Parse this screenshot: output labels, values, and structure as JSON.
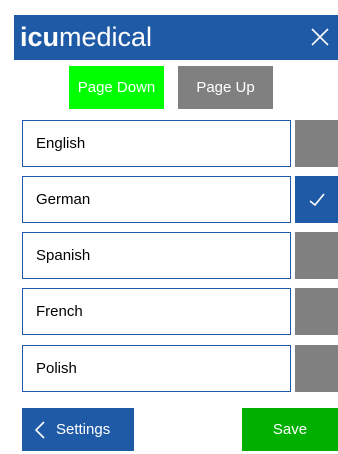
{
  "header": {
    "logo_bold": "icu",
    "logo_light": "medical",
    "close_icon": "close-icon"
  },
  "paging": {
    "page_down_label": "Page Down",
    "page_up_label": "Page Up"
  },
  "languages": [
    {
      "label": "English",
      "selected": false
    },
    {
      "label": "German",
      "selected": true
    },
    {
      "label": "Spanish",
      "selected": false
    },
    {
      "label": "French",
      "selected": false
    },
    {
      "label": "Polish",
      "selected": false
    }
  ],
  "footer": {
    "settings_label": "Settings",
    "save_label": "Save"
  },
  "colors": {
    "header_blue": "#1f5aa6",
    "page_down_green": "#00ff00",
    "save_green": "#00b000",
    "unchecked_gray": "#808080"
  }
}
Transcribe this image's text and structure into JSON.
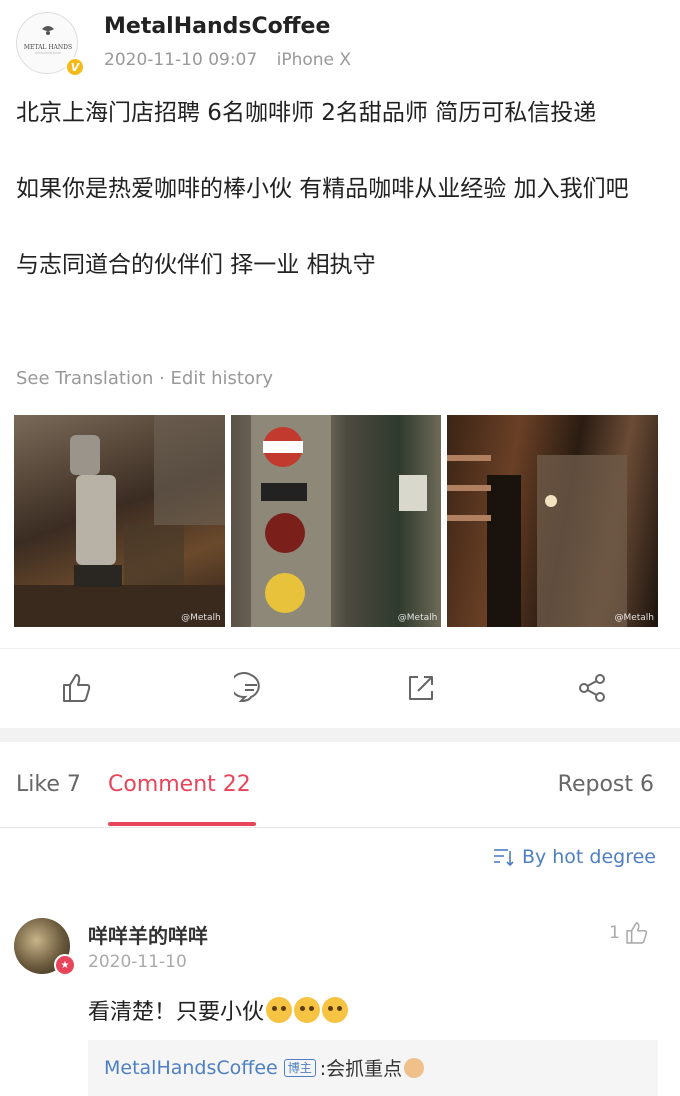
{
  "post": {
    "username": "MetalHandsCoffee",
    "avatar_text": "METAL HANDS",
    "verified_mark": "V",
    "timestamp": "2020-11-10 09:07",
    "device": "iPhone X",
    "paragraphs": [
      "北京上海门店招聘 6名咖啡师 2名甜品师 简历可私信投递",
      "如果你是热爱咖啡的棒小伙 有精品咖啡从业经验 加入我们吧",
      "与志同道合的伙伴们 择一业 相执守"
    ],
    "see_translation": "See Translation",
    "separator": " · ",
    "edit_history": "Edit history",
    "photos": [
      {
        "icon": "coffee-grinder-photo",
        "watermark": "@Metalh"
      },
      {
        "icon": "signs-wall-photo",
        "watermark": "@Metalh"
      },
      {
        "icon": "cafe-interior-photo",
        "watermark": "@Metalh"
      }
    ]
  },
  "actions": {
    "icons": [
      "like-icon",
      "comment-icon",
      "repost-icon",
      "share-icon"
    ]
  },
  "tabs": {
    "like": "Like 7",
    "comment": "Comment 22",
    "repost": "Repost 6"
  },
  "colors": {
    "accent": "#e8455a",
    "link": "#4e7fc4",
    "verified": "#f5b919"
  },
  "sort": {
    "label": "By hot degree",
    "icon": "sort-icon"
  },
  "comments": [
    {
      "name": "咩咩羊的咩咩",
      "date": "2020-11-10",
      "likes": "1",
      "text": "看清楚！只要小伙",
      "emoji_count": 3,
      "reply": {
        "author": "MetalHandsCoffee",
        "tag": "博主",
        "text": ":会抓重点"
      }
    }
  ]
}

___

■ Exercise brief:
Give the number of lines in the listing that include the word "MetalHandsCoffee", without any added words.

■ Answer to the exercise:
2